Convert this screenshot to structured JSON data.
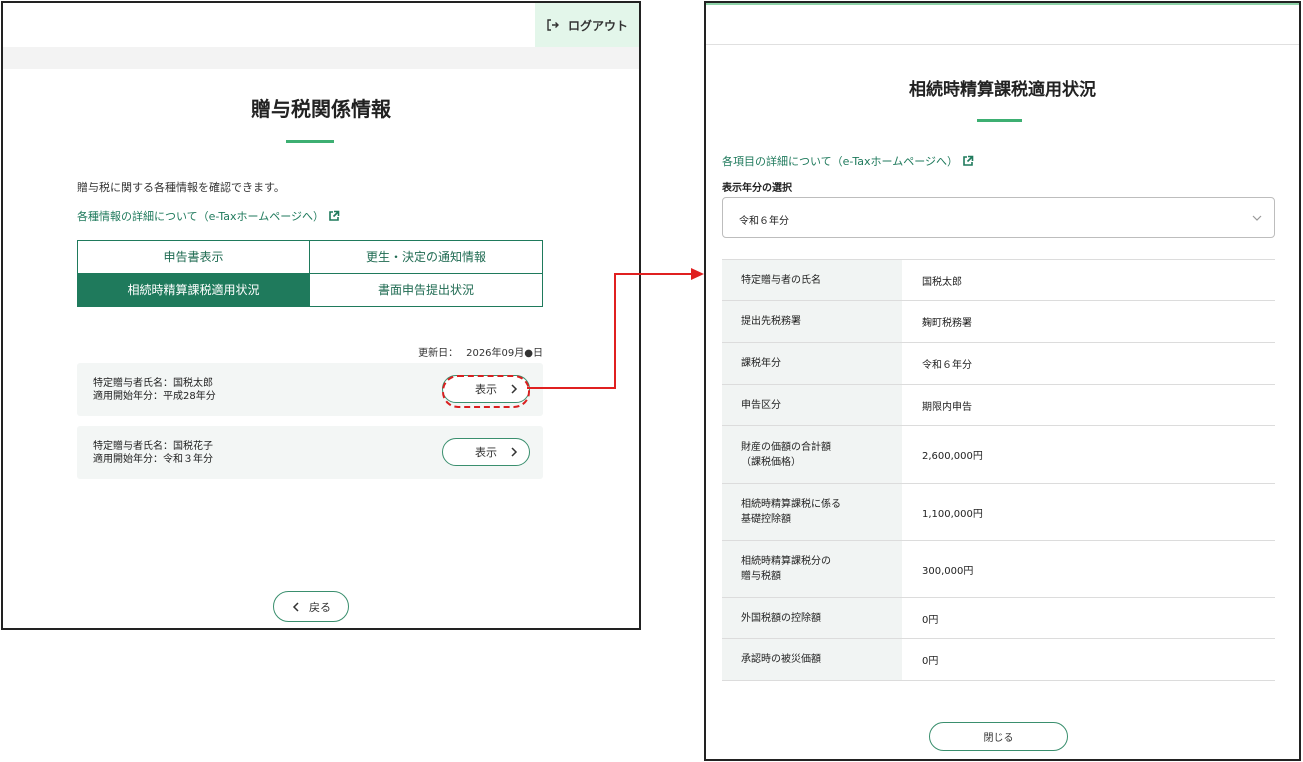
{
  "left": {
    "logout_label": "ログアウト",
    "title": "贈与税関係情報",
    "description": "贈与税に関する各種情報を確認できます。",
    "detail_link": "各種情報の詳細について（e-Taxホームページへ）",
    "tabs": [
      {
        "label": "申告書表示",
        "active": false
      },
      {
        "label": "更生・決定の通知情報",
        "active": false
      },
      {
        "label": "相続時精算課税適用状況",
        "active": true
      },
      {
        "label": "書面申告提出状況",
        "active": false
      }
    ],
    "update_label": "更新日：",
    "update_value": "2026年09月●日",
    "records": [
      {
        "line1": "特定贈与者氏名：国税太郎",
        "line2": "適用開始年分：平成28年分",
        "button": "表示"
      },
      {
        "line1": "特定贈与者氏名：国税花子",
        "line2": "適用開始年分：令和３年分",
        "button": "表示"
      }
    ],
    "back_label": "戻る"
  },
  "right": {
    "title": "相続時精算課税適用状況",
    "detail_link": "各項目の詳細について（e-Taxホームページへ）",
    "year_label": "表示年分の選択",
    "year_value": "令和６年分",
    "rows": [
      {
        "label_lines": [
          "特定贈与者の氏名"
        ],
        "value": "国税太郎",
        "height": 41
      },
      {
        "label_lines": [
          "提出先税務署"
        ],
        "value": "麹町税務署",
        "height": 42
      },
      {
        "label_lines": [
          "課税年分"
        ],
        "value": "令和６年分",
        "height": 42
      },
      {
        "label_lines": [
          "申告区分"
        ],
        "value": "期限内申告",
        "height": 41
      },
      {
        "label_lines": [
          "財産の価額の合計額",
          "（課税価格）"
        ],
        "value": "2,600,000円",
        "height": 58
      },
      {
        "label_lines": [
          "相続時精算課税に係る",
          "基礎控除額"
        ],
        "value": "1,100,000円",
        "height": 57
      },
      {
        "label_lines": [
          "相続時精算課税分の",
          "贈与税額"
        ],
        "value": "300,000円",
        "height": 57
      },
      {
        "label_lines": [
          "外国税額の控除額"
        ],
        "value": "0円",
        "height": 41
      },
      {
        "label_lines": [
          "承認時の被災価額"
        ],
        "value": "0円",
        "height": 42
      }
    ],
    "close_label": "閉じる"
  },
  "colors": {
    "accent": "#1f7a5c",
    "underline": "#3daf72",
    "highlight_red": "#d92020",
    "logout_bg": "#e3f6ea"
  },
  "icons": [
    "logout-icon",
    "external-link-icon",
    "chevron-right-icon",
    "chevron-left-icon",
    "chevron-down-icon"
  ]
}
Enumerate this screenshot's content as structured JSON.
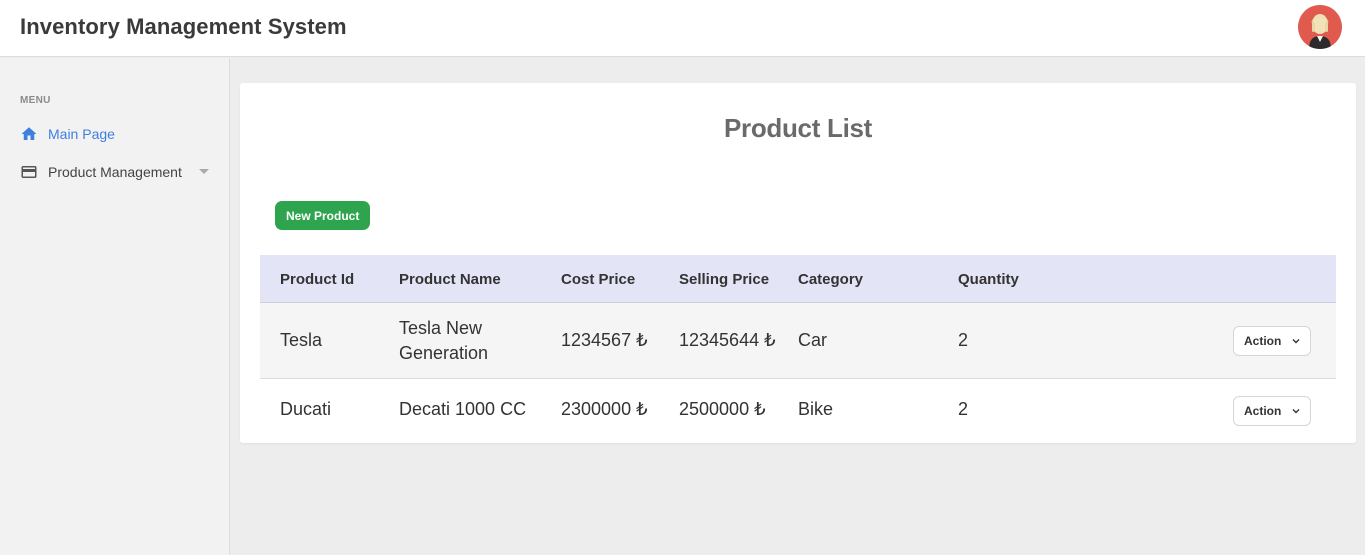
{
  "header": {
    "title": "Inventory Management System",
    "avatar_icon": "user-avatar"
  },
  "sidebar": {
    "menu_label": "MENU",
    "items": [
      {
        "label": "Main Page",
        "icon": "home-icon",
        "active": true,
        "color": "#3f7fe0"
      },
      {
        "label": "Product Management",
        "icon": "card-icon",
        "active": false,
        "has_dropdown": true
      }
    ]
  },
  "main": {
    "title": "Product List",
    "new_button_label": "New Product",
    "new_button_color": "#2ea44f",
    "table": {
      "columns": [
        "Product Id",
        "Product Name",
        "Cost Price",
        "Selling Price",
        "Category",
        "Quantity"
      ],
      "header_bg": "#e4e4f7",
      "rows": [
        {
          "id": "Tesla",
          "name": "Tesla New Generation",
          "cost": "1234567 ₺",
          "selling": "12345644 ₺",
          "category": "Car",
          "quantity": "2",
          "action": "Action"
        },
        {
          "id": "Ducati",
          "name": "Decati 1000 CC",
          "cost": "2300000 ₺",
          "selling": "2500000 ₺",
          "category": "Bike",
          "quantity": "2",
          "action": "Action"
        }
      ]
    }
  }
}
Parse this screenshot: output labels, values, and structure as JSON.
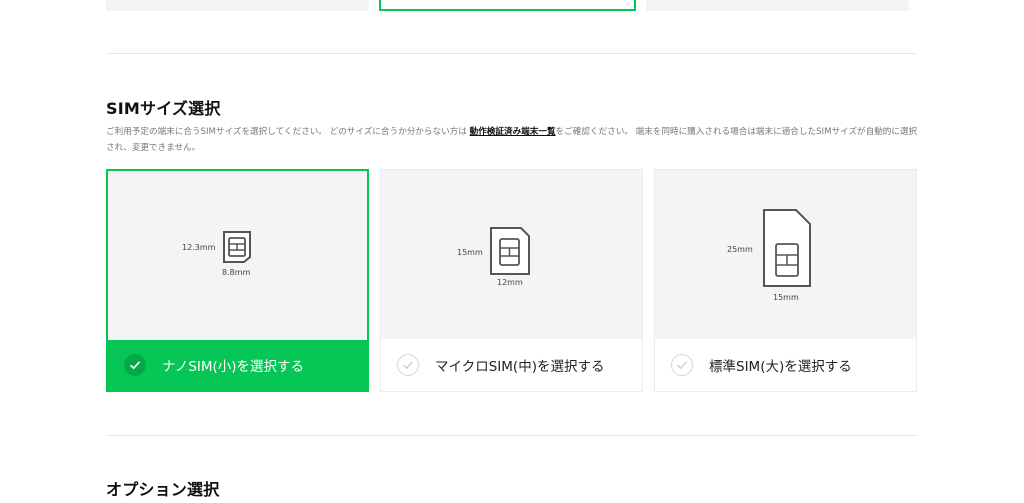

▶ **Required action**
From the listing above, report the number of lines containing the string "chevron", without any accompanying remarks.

▶ **Solution to this problem**
3